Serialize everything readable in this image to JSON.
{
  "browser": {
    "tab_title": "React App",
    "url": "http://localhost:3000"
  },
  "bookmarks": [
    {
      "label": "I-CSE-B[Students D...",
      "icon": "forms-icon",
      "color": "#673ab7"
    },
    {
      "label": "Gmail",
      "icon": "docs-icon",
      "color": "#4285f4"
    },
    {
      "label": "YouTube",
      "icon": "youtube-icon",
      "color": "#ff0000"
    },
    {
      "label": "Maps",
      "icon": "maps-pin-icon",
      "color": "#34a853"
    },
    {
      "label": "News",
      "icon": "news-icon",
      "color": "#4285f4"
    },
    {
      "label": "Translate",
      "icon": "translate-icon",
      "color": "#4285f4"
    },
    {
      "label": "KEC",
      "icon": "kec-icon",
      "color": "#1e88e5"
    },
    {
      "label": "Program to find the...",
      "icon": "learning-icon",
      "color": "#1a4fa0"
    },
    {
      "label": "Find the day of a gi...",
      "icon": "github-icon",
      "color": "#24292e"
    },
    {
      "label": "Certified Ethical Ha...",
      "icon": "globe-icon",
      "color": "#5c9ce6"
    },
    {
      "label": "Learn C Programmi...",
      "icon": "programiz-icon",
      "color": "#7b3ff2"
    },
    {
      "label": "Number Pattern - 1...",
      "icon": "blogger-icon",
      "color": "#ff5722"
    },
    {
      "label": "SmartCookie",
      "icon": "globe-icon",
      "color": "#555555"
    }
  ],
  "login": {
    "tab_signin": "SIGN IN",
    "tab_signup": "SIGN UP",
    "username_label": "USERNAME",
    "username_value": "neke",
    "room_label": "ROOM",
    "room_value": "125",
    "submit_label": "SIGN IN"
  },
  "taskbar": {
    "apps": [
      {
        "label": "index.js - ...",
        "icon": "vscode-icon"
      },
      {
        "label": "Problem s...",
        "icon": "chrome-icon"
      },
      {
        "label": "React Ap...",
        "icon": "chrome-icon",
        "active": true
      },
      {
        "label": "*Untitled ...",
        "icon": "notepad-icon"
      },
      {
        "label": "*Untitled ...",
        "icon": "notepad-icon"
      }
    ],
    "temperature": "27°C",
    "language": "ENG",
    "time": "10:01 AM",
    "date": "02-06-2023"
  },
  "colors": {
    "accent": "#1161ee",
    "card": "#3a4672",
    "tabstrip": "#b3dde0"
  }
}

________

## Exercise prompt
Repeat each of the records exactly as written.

## Answer to this problem
Serialize everything readable in this image to JSON.
{
  "browser": {
    "tab_title": "React App",
    "url": "http://localhost:3000"
  },
  "bookmarks": [
    {
      "label": "I-CSE-B[Students D...",
      "icon": "forms-icon",
      "color": "#673ab7"
    },
    {
      "label": "Gmail",
      "icon": "docs-icon",
      "color": "#4285f4"
    },
    {
      "label": "YouTube",
      "icon": "youtube-icon",
      "color": "#ff0000"
    },
    {
      "label": "Maps",
      "icon": "maps-pin-icon",
      "color": "#34a853"
    },
    {
      "label": "News",
      "icon": "news-icon",
      "color": "#4285f4"
    },
    {
      "label": "Translate",
      "icon": "translate-icon",
      "color": "#4285f4"
    },
    {
      "label": "KEC",
      "icon": "kec-icon",
      "color": "#1e88e5"
    },
    {
      "label": "Program to find the...",
      "icon": "learning-icon",
      "color": "#1a4fa0"
    },
    {
      "label": "Find the day of a gi...",
      "icon": "github-icon",
      "color": "#24292e"
    },
    {
      "label": "Certified Ethical Ha...",
      "icon": "globe-icon",
      "color": "#5c9ce6"
    },
    {
      "label": "Learn C Programmi...",
      "icon": "programiz-icon",
      "color": "#7b3ff2"
    },
    {
      "label": "Number Pattern - 1...",
      "icon": "blogger-icon",
      "color": "#ff5722"
    },
    {
      "label": "SmartCookie",
      "icon": "globe-icon",
      "color": "#555555"
    }
  ],
  "login": {
    "tab_signin": "SIGN IN",
    "tab_signup": "SIGN UP",
    "username_label": "USERNAME",
    "username_value": "neke",
    "room_label": "ROOM",
    "room_value": "125",
    "submit_label": "SIGN IN"
  },
  "taskbar": {
    "apps": [
      {
        "label": "index.js - ...",
        "icon": "vscode-icon"
      },
      {
        "label": "Problem s...",
        "icon": "chrome-icon"
      },
      {
        "label": "React Ap...",
        "icon": "chrome-icon",
        "active": true
      },
      {
        "label": "*Untitled ...",
        "icon": "notepad-icon"
      },
      {
        "label": "*Untitled ...",
        "icon": "notepad-icon"
      }
    ],
    "temperature": "27°C",
    "language": "ENG",
    "time": "10:01 AM",
    "date": "02-06-2023"
  },
  "colors": {
    "accent": "#1161ee",
    "card": "#3a4672",
    "tabstrip": "#b3dde0"
  }
}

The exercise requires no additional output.